Cairns Castle is though to have been built around 1440, and comprises of a rectangular main tower attached to which was a smaller square wing.
The castle stands on a raised mound jutting out into the Harperrig Reservoir where it is fed by the Water of Leith.
While the main tower is a substantial ruin, only a lower section of the smaller wing stands. Many of the remaining details, such as the main entrance on the first floor, are now obscured by thick ivy.
Cairns was originally the seat of the Cairns family, with William de Carnys on record in 1349. It’s likely that they had a castle on the land however whether or not it was on the same site is not known.
William’s son, Duncan de Carnys, died around 1390 and was succeeded by his daughter and heiress, Catherine, who had married Stephen Crichton, son of Sir William Crichton of Crichton and Margaret Brunston.

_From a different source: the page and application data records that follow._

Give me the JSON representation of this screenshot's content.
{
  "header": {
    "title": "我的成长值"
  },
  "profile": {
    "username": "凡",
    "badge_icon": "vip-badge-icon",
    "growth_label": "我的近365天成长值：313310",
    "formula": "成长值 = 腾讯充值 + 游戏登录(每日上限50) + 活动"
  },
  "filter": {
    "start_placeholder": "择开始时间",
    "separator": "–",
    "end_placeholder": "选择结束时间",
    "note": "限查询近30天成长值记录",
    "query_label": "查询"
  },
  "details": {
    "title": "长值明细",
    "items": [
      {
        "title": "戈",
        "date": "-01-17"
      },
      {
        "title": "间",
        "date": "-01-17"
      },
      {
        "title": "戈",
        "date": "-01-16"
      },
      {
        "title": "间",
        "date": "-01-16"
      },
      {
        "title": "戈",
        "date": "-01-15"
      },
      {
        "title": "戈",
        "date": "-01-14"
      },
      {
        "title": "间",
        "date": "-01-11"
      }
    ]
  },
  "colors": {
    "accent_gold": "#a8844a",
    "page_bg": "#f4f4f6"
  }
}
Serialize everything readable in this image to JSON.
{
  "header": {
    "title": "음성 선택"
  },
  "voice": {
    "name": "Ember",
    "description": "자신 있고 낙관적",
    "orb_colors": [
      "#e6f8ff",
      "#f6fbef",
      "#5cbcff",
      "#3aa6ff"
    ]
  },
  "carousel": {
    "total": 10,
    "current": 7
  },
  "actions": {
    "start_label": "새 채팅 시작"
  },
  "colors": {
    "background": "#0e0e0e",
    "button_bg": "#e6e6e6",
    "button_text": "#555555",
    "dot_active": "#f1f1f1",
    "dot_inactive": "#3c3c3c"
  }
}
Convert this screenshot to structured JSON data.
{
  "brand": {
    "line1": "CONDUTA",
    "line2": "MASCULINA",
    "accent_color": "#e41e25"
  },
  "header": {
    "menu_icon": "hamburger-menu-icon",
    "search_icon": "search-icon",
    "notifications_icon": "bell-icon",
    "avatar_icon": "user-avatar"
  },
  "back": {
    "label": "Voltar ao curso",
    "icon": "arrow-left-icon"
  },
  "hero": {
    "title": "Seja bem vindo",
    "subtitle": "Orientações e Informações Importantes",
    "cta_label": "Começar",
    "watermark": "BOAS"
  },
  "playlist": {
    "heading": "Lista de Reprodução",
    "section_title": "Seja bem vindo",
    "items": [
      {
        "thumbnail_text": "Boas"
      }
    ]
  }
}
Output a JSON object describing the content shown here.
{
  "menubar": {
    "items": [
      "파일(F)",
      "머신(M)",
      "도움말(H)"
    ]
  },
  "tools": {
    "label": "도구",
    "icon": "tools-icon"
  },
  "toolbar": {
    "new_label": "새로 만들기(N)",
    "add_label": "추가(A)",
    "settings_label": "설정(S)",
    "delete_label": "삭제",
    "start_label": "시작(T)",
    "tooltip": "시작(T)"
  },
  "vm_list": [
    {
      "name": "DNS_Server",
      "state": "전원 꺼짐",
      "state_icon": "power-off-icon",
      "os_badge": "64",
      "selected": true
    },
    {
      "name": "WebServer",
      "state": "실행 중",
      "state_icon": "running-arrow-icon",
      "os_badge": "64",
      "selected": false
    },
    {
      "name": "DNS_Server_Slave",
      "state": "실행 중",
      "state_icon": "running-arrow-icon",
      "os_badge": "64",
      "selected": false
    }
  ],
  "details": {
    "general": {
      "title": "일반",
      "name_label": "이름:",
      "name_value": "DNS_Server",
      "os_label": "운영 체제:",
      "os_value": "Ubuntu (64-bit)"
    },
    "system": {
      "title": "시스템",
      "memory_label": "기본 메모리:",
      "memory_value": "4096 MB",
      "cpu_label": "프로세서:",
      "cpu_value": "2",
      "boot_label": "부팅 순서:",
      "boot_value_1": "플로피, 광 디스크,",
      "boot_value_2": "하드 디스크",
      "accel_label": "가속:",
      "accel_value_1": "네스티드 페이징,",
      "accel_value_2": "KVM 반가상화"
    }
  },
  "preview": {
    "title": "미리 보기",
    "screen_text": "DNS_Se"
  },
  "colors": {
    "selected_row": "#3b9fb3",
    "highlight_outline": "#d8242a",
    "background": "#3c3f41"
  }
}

Cairns Castle then passed into the Crichton family.
It’s possible that the Crichtons rebuilt an earlier castle in 1440. Certainly the basement of the present castle is older than the rest of it. However it is perhaps more likely that the basement dates from around 1440 and the rest of the castle is later.
George would later be created Earl of Caithness in 1452 by James II. The Cairns estate passed to the Tennent family in the mid-16th century and was the seat of the Tennents of Cairns until 1708.
Alternative names for Cairns Castle
Cairnes; Cairnis; Cairns Tower; Carnis; Carnys; East Cairns Castle; Easter Cairns